* [Exercise brief] Copy, from the data below, every line that has "based" in it.

* [Dataset entries]
◆ ◆ ◆ ◆ ◆

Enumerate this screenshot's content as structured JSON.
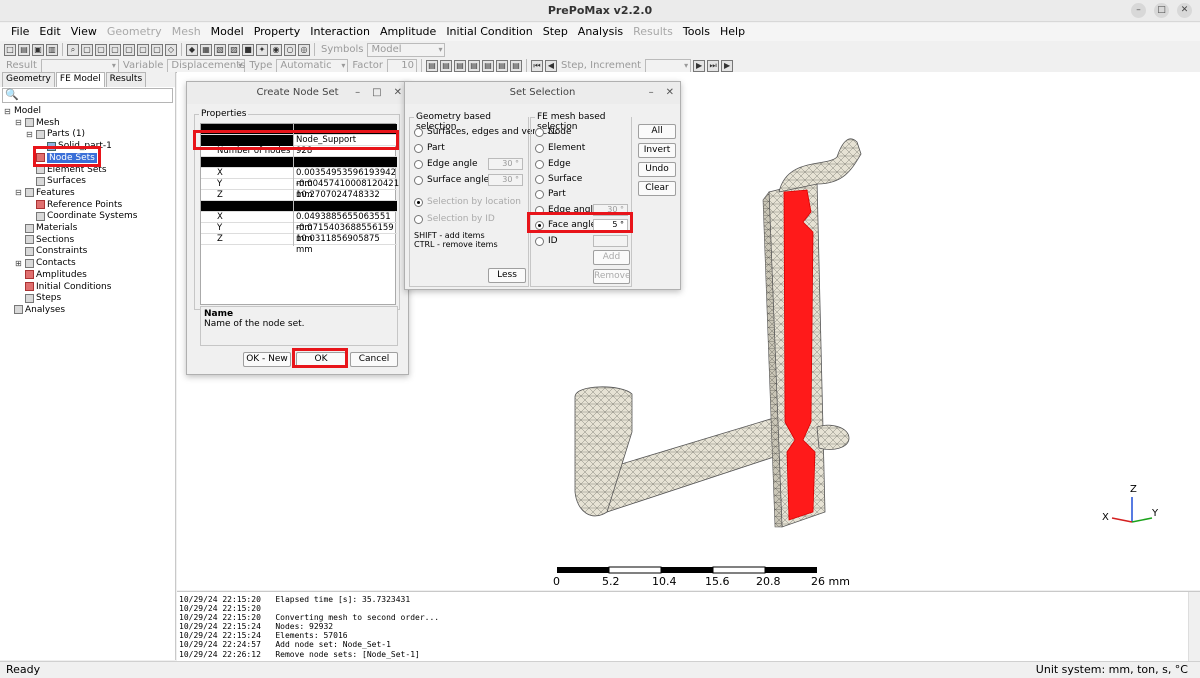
{
  "window": {
    "title": "PrePoMax v2.2.0",
    "controls": [
      "–",
      "□",
      "✕"
    ]
  },
  "menu": {
    "items": [
      {
        "label": "File",
        "enabled": true
      },
      {
        "label": "Edit",
        "enabled": true
      },
      {
        "label": "View",
        "enabled": true
      },
      {
        "label": "Geometry",
        "enabled": false
      },
      {
        "label": "Mesh",
        "enabled": false
      },
      {
        "label": "Model",
        "enabled": true
      },
      {
        "label": "Property",
        "enabled": true
      },
      {
        "label": "Interaction",
        "enabled": true
      },
      {
        "label": "Amplitude",
        "enabled": true
      },
      {
        "label": "Initial Condition",
        "enabled": true
      },
      {
        "label": "Step",
        "enabled": true
      },
      {
        "label": "Analysis",
        "enabled": true
      },
      {
        "label": "Results",
        "enabled": false
      },
      {
        "label": "Tools",
        "enabled": true
      },
      {
        "label": "Help",
        "enabled": true
      }
    ]
  },
  "toolbar": {
    "symbols_label": "Symbols",
    "symbols_value": "Model",
    "result_label": "Result",
    "variable_label": "Variable",
    "variable_value": "Displacements",
    "type_label": "Type",
    "type_value": "Automatic",
    "factor_label": "Factor",
    "factor_value": "10",
    "step_label": "Step, Increment"
  },
  "left_panel": {
    "tabs": [
      {
        "label": "Geometry",
        "active": false
      },
      {
        "label": "FE Model",
        "active": true
      },
      {
        "label": "Results",
        "active": false
      }
    ],
    "search_icon": "🔍",
    "tree": [
      {
        "label": "Model",
        "level": 0,
        "expander": "⊟",
        "icon": "none"
      },
      {
        "label": "Mesh",
        "level": 1,
        "expander": "⊟",
        "icon": "mesh-icon"
      },
      {
        "label": "Parts (1)",
        "level": 2,
        "expander": "⊟",
        "icon": "parts-icon"
      },
      {
        "label": "Solid_part-1",
        "level": 3,
        "expander": "",
        "icon": "solid-part-icon"
      },
      {
        "label": "Node Sets",
        "level": 2,
        "expander": "",
        "icon": "node-sets-icon",
        "selected": true
      },
      {
        "label": "Element Sets",
        "level": 2,
        "expander": "",
        "icon": "element-sets-icon"
      },
      {
        "label": "Surfaces",
        "level": 2,
        "expander": "",
        "icon": "surfaces-icon"
      },
      {
        "label": "Features",
        "level": 1,
        "expander": "⊟",
        "icon": "features-icon"
      },
      {
        "label": "Reference Points",
        "level": 2,
        "expander": "",
        "icon": "reference-points-icon"
      },
      {
        "label": "Coordinate Systems",
        "level": 2,
        "expander": "",
        "icon": "coordinate-systems-icon"
      },
      {
        "label": "Materials",
        "level": 1,
        "expander": "",
        "icon": "materials-icon"
      },
      {
        "label": "Sections",
        "level": 1,
        "expander": "",
        "icon": "sections-icon"
      },
      {
        "label": "Constraints",
        "level": 1,
        "expander": "",
        "icon": "constraints-icon"
      },
      {
        "label": "Contacts",
        "level": 1,
        "expander": "⊞",
        "icon": "contacts-icon"
      },
      {
        "label": "Amplitudes",
        "level": 1,
        "expander": "",
        "icon": "amplitudes-icon"
      },
      {
        "label": "Initial Conditions",
        "level": 1,
        "expander": "",
        "icon": "initial-conditions-icon"
      },
      {
        "label": "Steps",
        "level": 1,
        "expander": "",
        "icon": "steps-icon"
      },
      {
        "label": "Analyses",
        "level": 0,
        "expander": "",
        "icon": "analyses-icon"
      }
    ]
  },
  "create_node_set": {
    "title": "Create Node Set",
    "controls": [
      "–",
      "□",
      "✕"
    ],
    "group_title": "Properties",
    "name_value": "Node_Support",
    "nodes_key": "Number of nodes",
    "nodes_value": "928",
    "center1": [
      {
        "key": "X",
        "value": "0.00354953596193942 mm"
      },
      {
        "key": "Y",
        "value": "-0.00457410008120421 mm"
      },
      {
        "key": "Z",
        "value": "10.2707024748332 mm"
      }
    ],
    "center2": [
      {
        "key": "X",
        "value": "0.0493885655063551 mm"
      },
      {
        "key": "Y",
        "value": "-0.0715403688556159 mm"
      },
      {
        "key": "Z",
        "value": "10.0311856905875 mm"
      }
    ],
    "help_title": "Name",
    "help_text": "Name of the node set.",
    "ok_new_label": "OK - New",
    "ok_label": "OK",
    "cancel_label": "Cancel"
  },
  "set_selection": {
    "title": "Set Selection",
    "controls": [
      "–",
      "✕"
    ],
    "geometry_group": "Geometry based selection",
    "geometry_options": [
      {
        "label": "Surfaces, edges and vertices",
        "checked": false,
        "enabled": true
      },
      {
        "label": "Part",
        "checked": false,
        "enabled": true
      },
      {
        "label": "Edge angle",
        "checked": false,
        "enabled": true,
        "value": "30 °"
      },
      {
        "label": "Surface angle",
        "checked": false,
        "enabled": true,
        "value": "30 °"
      },
      {
        "label": "Selection by location",
        "checked": true,
        "enabled": false
      },
      {
        "label": "Selection by ID",
        "checked": false,
        "enabled": false
      }
    ],
    "shift_note": "SHIFT - add items",
    "ctrl_note": "CTRL - remove items",
    "less_label": "Less",
    "mesh_group": "FE mesh based selection",
    "mesh_options": [
      {
        "label": "Node",
        "checked": false
      },
      {
        "label": "Element",
        "checked": false
      },
      {
        "label": "Edge",
        "checked": false
      },
      {
        "label": "Surface",
        "checked": false
      },
      {
        "label": "Part",
        "checked": false
      },
      {
        "label": "Edge angle",
        "checked": false,
        "value": "30 °"
      },
      {
        "label": "Face angle",
        "checked": true,
        "value": "5 °"
      },
      {
        "label": "ID",
        "checked": false,
        "value": ""
      }
    ],
    "add_label": "Add",
    "remove_label": "Remove",
    "all_label": "All",
    "invert_label": "Invert",
    "undo_label": "Undo",
    "clear_label": "Clear"
  },
  "viewport": {
    "scale_labels": [
      "0",
      "5.2",
      "10.4",
      "15.6",
      "20.8",
      "26 mm"
    ],
    "axis_z": "Z",
    "axis_x": "X",
    "axis_y": "Y",
    "mesh_color": "#e8e4d6",
    "selection_color": "#ff1a1a"
  },
  "log": {
    "lines": [
      "10/29/24 22:15:20   Elapsed time [s]: 35.7323431",
      "10/29/24 22:15:20",
      "10/29/24 22:15:20   Converting mesh to second order...",
      "10/29/24 22:15:24   Nodes: 92932",
      "10/29/24 22:15:24   Elements: 57016",
      "10/29/24 22:24:57   Add node set: Node_Set-1",
      "10/29/24 22:26:12   Remove node sets: [Node_Set-1]"
    ]
  },
  "status": {
    "left": "Ready",
    "right": "Unit system: mm, ton, s, °C"
  }
}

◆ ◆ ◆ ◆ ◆

* [Written reply]
    "geometry_group": "Geometry based selection",
    "mesh_group": "FE mesh based selection",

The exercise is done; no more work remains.